The UAE’s health ministry has issued a national plan to combat diabetes, which includes the setting up of mini-diabetes clinics at each primary health care center, reported the Abu Dhabi-based Khaleej Times newspaper.
The central diabetes clinics, already in existence as part of the primary health care system in the country, will be used as a model for setting up these mini clinics.
The ministry also aims to set up diabetes units at internal medicine sections of all public hospitals at the various medical districts in the country by the end of 2005, said the paper.
These units will act as secondary care centers supplementing the diabetes clinics and will also act as training centers for doctors.
The diabetes unit will consist of an outpatient clinic that will operate two or three times a week. Each unit will have an eye testing facility.
The size of each diabetes unit will not be less than 4 x 6 meters square with three to four diagnostic stations. Each unit will be assigned one consultant doctor with two or three specialist doctors, and two to three nurses.

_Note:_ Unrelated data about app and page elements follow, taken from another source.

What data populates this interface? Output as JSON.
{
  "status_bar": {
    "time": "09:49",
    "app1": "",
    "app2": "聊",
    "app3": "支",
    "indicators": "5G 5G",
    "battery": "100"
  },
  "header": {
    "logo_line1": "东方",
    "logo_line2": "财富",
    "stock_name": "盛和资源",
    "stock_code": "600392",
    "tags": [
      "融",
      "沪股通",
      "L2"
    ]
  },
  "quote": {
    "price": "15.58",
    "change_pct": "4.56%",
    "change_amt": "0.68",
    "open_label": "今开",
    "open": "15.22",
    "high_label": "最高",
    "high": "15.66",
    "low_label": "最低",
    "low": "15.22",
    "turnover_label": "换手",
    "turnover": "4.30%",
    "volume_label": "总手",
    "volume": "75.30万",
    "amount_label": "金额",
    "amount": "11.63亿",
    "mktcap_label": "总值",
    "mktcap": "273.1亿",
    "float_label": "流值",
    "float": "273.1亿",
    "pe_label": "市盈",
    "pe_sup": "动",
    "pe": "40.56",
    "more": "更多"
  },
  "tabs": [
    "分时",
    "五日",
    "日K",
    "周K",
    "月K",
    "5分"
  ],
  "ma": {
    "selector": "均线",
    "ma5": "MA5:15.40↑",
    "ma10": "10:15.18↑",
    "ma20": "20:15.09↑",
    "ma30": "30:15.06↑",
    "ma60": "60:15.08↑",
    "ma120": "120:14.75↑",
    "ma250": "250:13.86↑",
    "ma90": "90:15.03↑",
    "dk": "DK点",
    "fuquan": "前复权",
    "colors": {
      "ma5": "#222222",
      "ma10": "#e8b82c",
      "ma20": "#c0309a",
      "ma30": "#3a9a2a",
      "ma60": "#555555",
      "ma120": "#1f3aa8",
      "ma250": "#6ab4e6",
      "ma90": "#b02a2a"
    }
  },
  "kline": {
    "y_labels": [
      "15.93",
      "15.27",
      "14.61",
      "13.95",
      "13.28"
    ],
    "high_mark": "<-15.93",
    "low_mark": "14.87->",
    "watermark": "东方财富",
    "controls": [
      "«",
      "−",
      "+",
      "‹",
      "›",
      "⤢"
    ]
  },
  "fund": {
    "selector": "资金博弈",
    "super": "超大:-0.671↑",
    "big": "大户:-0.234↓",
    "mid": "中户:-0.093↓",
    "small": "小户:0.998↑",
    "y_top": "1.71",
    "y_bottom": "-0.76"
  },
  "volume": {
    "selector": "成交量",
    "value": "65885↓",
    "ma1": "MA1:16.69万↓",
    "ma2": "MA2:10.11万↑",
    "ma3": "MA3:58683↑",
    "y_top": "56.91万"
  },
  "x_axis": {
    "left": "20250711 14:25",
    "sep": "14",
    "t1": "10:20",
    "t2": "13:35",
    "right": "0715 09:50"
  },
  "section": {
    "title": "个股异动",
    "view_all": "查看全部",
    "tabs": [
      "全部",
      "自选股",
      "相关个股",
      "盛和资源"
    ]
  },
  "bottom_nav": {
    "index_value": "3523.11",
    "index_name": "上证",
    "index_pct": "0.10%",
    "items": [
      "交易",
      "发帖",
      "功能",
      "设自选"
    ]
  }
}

The ministry will also set up a specialized diabetes center, which will carry out research into the disease and will train medical practitioners.
The center will have a modern and advanced conference center for holding medical seminars.
Abdel Ghaffar Abdel Ghafour, assistant under-secretary of curative medicine at the ministry, said that 15.75 percent of adults in the UAE are afflicted with the disease, while many more are genetically and environmentally predisposed to developing diabetes later in life but are unaware of the risks.
At the Diabetes 2001 Update symposium held in January this year, the idea of setting up a national awareness program on diabetes was highlighted in order to reduce the suffering of diabetic patients in the UAE by providing them as well as doctors with information on how best to manage and treat the disease, said the paper.
The national plan to combat the disease also outlines regular training courses for doctors at diabetes clinics and primary health centers, including training on the early detection and treatment of the disease. Procedures for referral of diabetic patients and combined care strategies involving diabetes clinics at medical centers and diabetes units at hospitals are also outlined.
"Treatment is simple and effective in the early stages of the disease, good diet and plenty of regular exercises. If such a regime is maintained there should be no problems, therefore early detection is vital," Abdel Ghafour told Khaleej Times.
Each training course for doctors includes 15 hours of study divided over five days. The number of courses held per year will range between two to three course programs.
The general goals of the national plan, to be accomplished within the next 10 years (2001 to 2010), include creating awareness among the general public and medical practitioners about diabetes, its causes, incidence rate, complications that result from the disease and the means to prevent the disease.
The goals include reducing the occurrence rate of the disease, improving the quality of life of diabetics and improving the medical skills of health care providers so as to improve its diagnosis system and treatment. The program also aims to prevent complications.
Among the serious complications that can occur due to diabetes is blindness. In the UAE in 1986, 20 percent of diabetes patients suffered complications; by 1995 the rate was down to 10 percent and by 2000 it had been further reduced to five percent – Albawaba.com